── GIVEN DATA

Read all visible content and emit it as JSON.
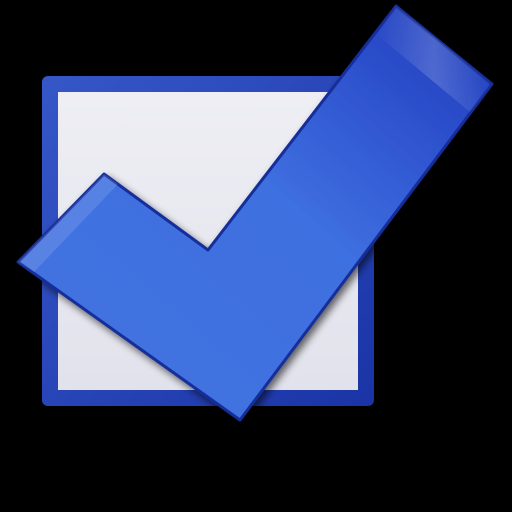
{
  "icon": {
    "name": "checked-checkbox-icon",
    "state": "checked"
  },
  "colors": {
    "background": "#000000",
    "box_border": "#1f3fb0",
    "box_fill": "#e8e8f0",
    "check_light": "#5a86e6",
    "check_mid": "#3a66dc",
    "check_dark": "#1f3fc4"
  }
}
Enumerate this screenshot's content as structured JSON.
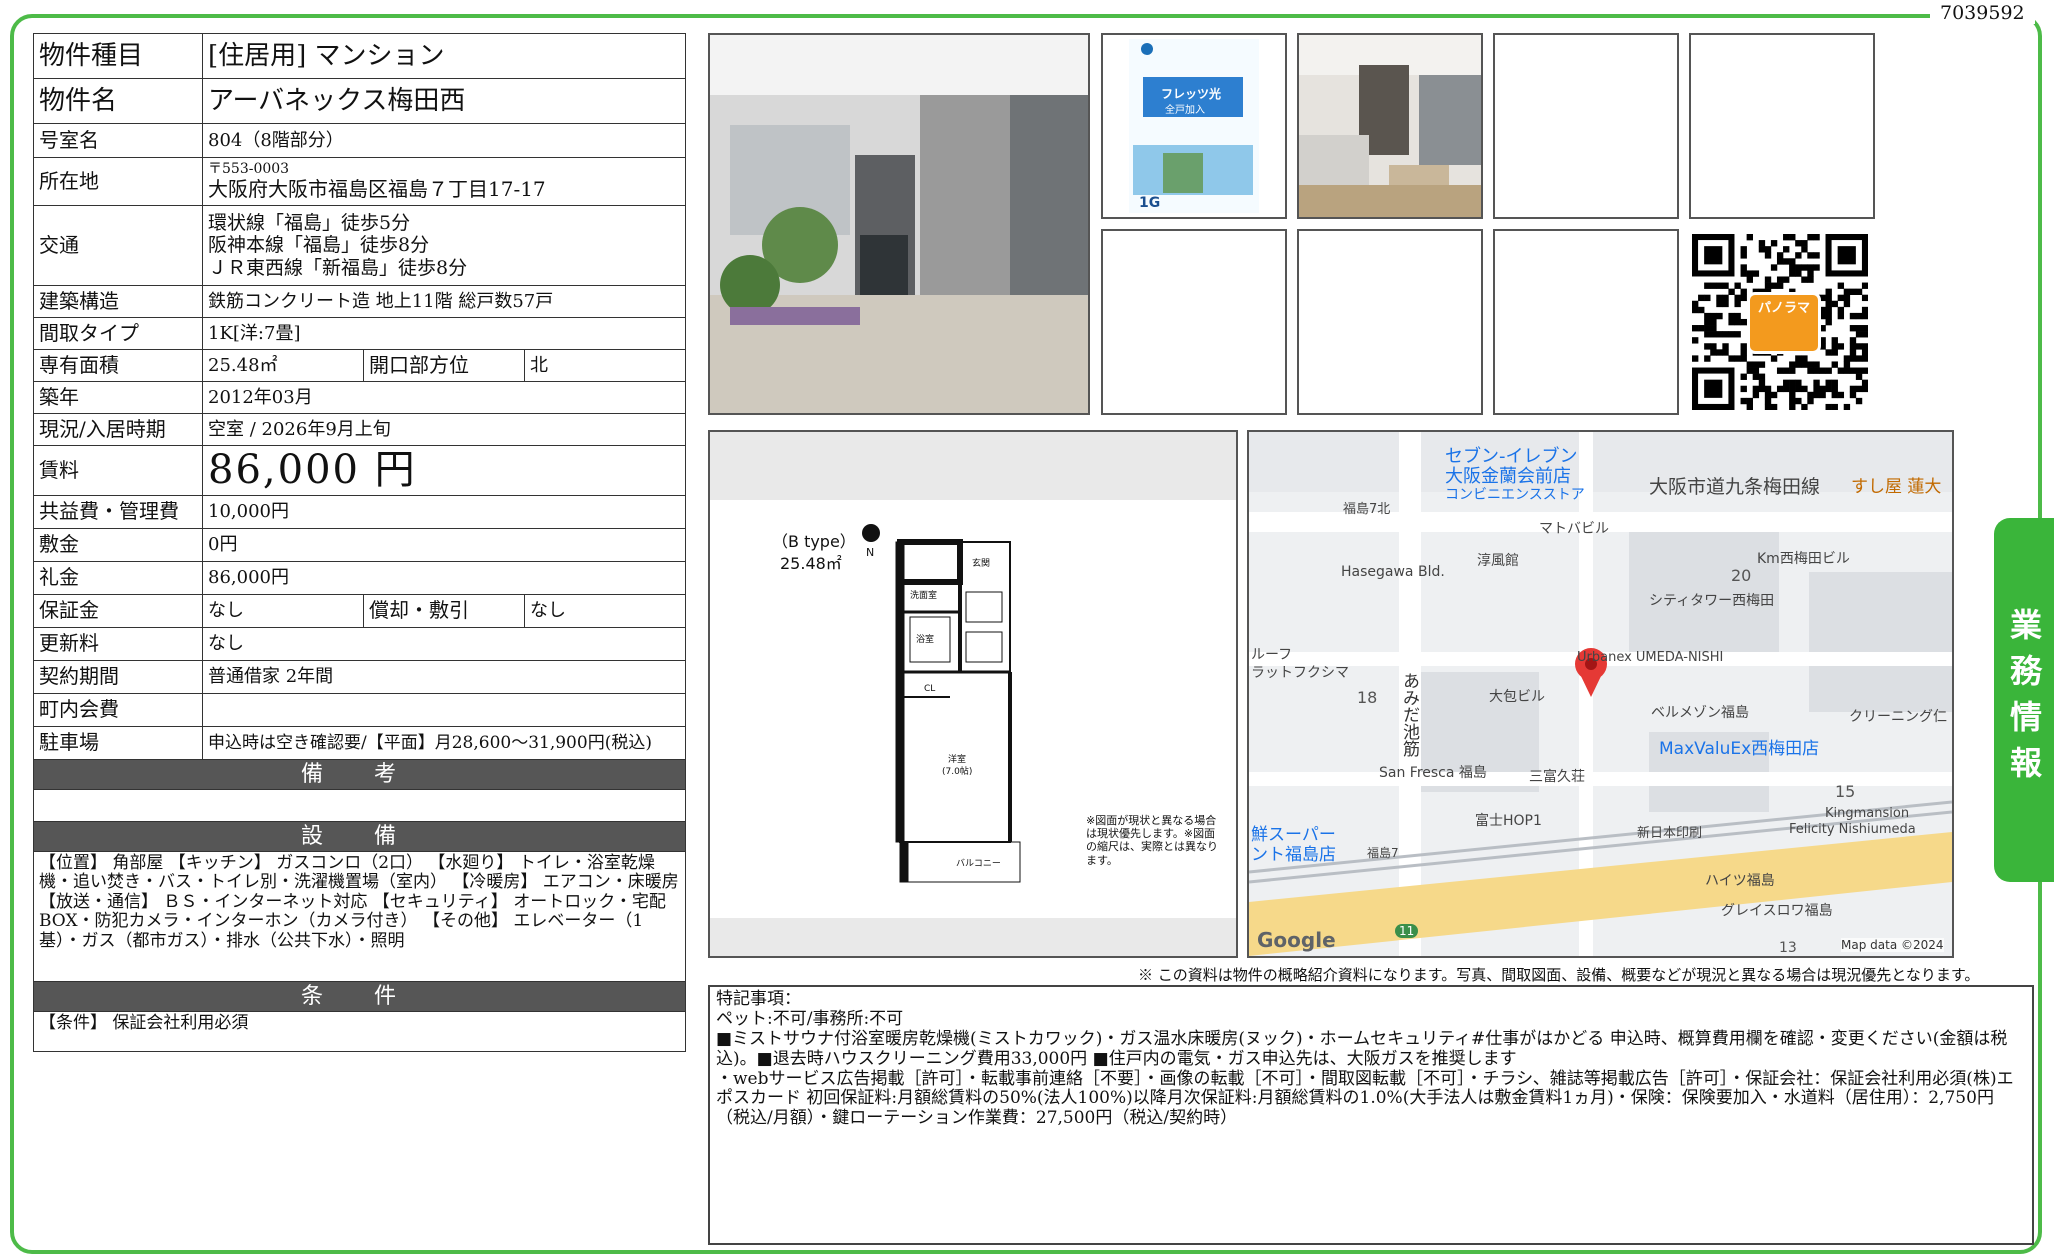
{
  "doc_id": "7039592",
  "side_tab": "業務情報",
  "property": {
    "type_label": "物件種目",
    "type_value": "[住居用]  マンション",
    "name_label": "物件名",
    "name_value": "アーバネックス梅田西",
    "room_label": "号室名",
    "room_value": "804（8階部分）",
    "address_label": "所在地",
    "postal": "〒553-0003",
    "address": "大阪府大阪市福島区福島７丁目17-17",
    "access_label": "交通",
    "access": [
      "環状線「福島」徒歩5分",
      "阪神本線「福島」徒歩8分",
      "ＪＲ東西線「新福島」徒歩8分"
    ],
    "structure_label": "建築構造",
    "structure_value": "鉄筋コンクリート造 地上11階 総戸数57戸",
    "layout_label": "間取タイプ",
    "layout_value": "1K[洋:7畳]",
    "area_label": "専有面積",
    "area_value": "25.48㎡",
    "direction_label": "開口部方位",
    "direction_value": "北",
    "built_label": "築年",
    "built_value": "2012年03月",
    "status_label": "現況/入居時期",
    "status_value": "空室  /  2026年9月上旬",
    "rent_label": "賃料",
    "rent_value": "86,000 円",
    "fee_label": "共益費・管理費",
    "fee_value": "10,000円",
    "deposit_label": "敷金",
    "deposit_value": "0円",
    "key_money_label": "礼金",
    "key_money_value": "86,000円",
    "guarantee_label": "保証金",
    "guarantee_value": "なし",
    "amort_label": "償却・敷引",
    "amort_value": "なし",
    "renewal_label": "更新料",
    "renewal_value": "なし",
    "contract_label": "契約期間",
    "contract_value": "普通借家 2年間",
    "assoc_label": "町内会費",
    "assoc_value": "",
    "parking_label": "駐車場",
    "parking_value": "申込時は空き確認要/【平面】月28,600～31,900円(税込)"
  },
  "sections": {
    "remarks_title": "備 考",
    "equipment_title": "設 備",
    "equipment_text": "【位置】 角部屋 【キッチン】 ガスコンロ（2口） 【水廻り】 トイレ・浴室乾燥機・追い焚き・バス・トイレ別・洗濯機置場（室内） 【冷暖房】 エアコン・床暖房 【放送・通信】 ＢＳ・インターネット対応 【セキュリティ】 オートロック・宅配BOX・防犯カメラ・インターホン（カメラ付き） 【その他】 エレベーター（1基）・ガス（都市ガス）・排水（公共下水）・照明",
    "conditions_title": "条 件",
    "conditions_text": "【条件】 保証会社利用必須"
  },
  "floorplan": {
    "type_label": "（B type）",
    "area": "25.48㎡",
    "north": "N",
    "rooms": [
      "洗面室",
      "浴室",
      "玄関",
      "CL",
      "洋室",
      "(7.0帖)",
      "バルコニー"
    ],
    "note": "※図面が現状と異なる場合は現状優先します。※図面の縮尺は、実際とは異なります。"
  },
  "map": {
    "labels": [
      "セブン-イレブン",
      "大阪金蘭会前店",
      "コンビニエンスストア",
      "大阪市道九条梅田線",
      "すし屋 蓮大",
      "福島7北",
      "マトバビル",
      "淳風館",
      "Km西梅田ビル",
      "Hasegawa Bld.",
      "20",
      "シティタワー西梅田",
      "Urbanex UMEDA-NISHI",
      "ルーフ",
      "ラットフクシマ",
      "18",
      "大包ビル",
      "ベルメゾン福島",
      "クリーニング仁",
      "MaxValuEx西梅田店",
      "あみだ池筋",
      "San Fresca 福島",
      "三富久荘",
      "15",
      "Kingmansion",
      "Felicity Nishiumeda",
      "富士HOP1",
      "新日本印刷",
      "鮮スーパー",
      "ント福島店",
      "福島7",
      "ハイツ福島",
      "グレイスロワ福島",
      "11",
      "13",
      "Google",
      "Map data ©2024"
    ]
  },
  "photo_note": "※ この資料は物件の概略紹介資料になります。写真、間取図面、設備、概要などが現況と異なる場合は現況優先となります。",
  "flyer": {
    "line1": "フレッツ光",
    "line2": "全戸加入",
    "speed": "1G"
  },
  "qr_label": "パノラマ",
  "special": {
    "title": "特記事項：",
    "lines": [
      "ペット:不可/事務所:不可",
      "■ミストサウナ付浴室暖房乾燥機(ミストカワック)・ガス温水床暖房(ヌック)・ホームセキュリティ#仕事がはかどる 申込時、概算費用欄を確認・変更ください(金額は税込)。■退去時ハウスクリーニング費用33,000円 ■住戸内の電気・ガス申込先は、大阪ガスを推奨します",
      "・webサービス広告掲載［許可］・転載事前連絡［不要］・画像の転載［不可］・間取図転載［不可］・チラシ、雑誌等掲載広告［許可］・保証会社：保証会社利用必須(株)エポスカード 初回保証料:月額総賃料の50%(法人100%)以降月次保証料:月額総賃料の1.0%(大手法人は敷金賃料1ヵ月)・保険：保険要加入・水道料（居住用）：2,750円（税込/月額）・鍵ローテーション作業費：27,500円（税込/契約時）"
    ]
  }
}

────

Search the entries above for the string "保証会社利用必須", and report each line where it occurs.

    "conditions_text": "【条件】 保証会社利用必須"
      "・webサービス広告掲載［許可］・転載事前連絡［不要］・画像の転載［不可］・間取図転載［不可］・チラシ、雑誌等掲載広告［許可］・保証会社：保証会社利用必須(株)エポスカード 初回保証料:月額総賃料の50%(法人100%)以降月次保証料:月額総賃料の1.0%(大手法人は敷金賃料1ヵ月)・保険：保険要加入・水道料（居住用）：2,750円（税込/月額）・鍵ローテーション作業費：27,500円（税込/契約時）"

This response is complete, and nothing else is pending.